(Supplied material begins)

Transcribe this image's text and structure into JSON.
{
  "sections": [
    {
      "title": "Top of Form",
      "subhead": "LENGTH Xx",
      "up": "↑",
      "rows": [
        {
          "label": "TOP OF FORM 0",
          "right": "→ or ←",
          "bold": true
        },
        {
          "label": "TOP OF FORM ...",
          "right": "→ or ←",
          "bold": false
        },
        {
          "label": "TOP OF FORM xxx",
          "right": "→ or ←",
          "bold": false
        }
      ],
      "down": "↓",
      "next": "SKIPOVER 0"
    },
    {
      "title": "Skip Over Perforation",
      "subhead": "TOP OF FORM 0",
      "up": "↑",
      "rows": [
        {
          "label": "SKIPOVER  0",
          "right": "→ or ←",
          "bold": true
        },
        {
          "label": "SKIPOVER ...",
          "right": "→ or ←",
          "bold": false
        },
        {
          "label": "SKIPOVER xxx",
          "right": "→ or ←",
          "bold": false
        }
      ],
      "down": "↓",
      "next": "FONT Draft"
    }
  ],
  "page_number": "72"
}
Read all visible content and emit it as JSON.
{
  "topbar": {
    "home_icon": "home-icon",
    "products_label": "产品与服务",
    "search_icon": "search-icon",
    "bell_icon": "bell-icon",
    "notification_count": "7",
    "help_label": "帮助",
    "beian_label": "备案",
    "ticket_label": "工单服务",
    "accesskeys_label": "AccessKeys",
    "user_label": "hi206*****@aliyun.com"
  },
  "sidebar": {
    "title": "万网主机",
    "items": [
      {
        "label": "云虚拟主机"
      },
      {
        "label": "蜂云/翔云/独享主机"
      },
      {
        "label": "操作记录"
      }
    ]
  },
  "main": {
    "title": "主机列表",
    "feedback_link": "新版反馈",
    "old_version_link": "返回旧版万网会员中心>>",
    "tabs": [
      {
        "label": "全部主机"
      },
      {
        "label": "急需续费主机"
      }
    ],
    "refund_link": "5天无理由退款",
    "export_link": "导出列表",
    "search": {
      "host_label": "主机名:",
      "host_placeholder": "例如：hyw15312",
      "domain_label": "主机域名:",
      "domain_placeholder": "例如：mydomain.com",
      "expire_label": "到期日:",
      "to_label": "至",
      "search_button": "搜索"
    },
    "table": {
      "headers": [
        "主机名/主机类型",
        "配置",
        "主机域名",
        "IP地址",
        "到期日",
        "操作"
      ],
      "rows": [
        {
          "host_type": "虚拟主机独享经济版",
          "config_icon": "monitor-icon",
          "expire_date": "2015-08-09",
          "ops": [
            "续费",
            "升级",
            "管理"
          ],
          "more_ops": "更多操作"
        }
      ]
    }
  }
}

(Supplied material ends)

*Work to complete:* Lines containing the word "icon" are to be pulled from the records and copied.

*Completed task:*
    "home_icon": "home-icon",
    "search_icon": "search-icon",
    "bell_icon": "bell-icon",
          "config_icon": "monitor-icon",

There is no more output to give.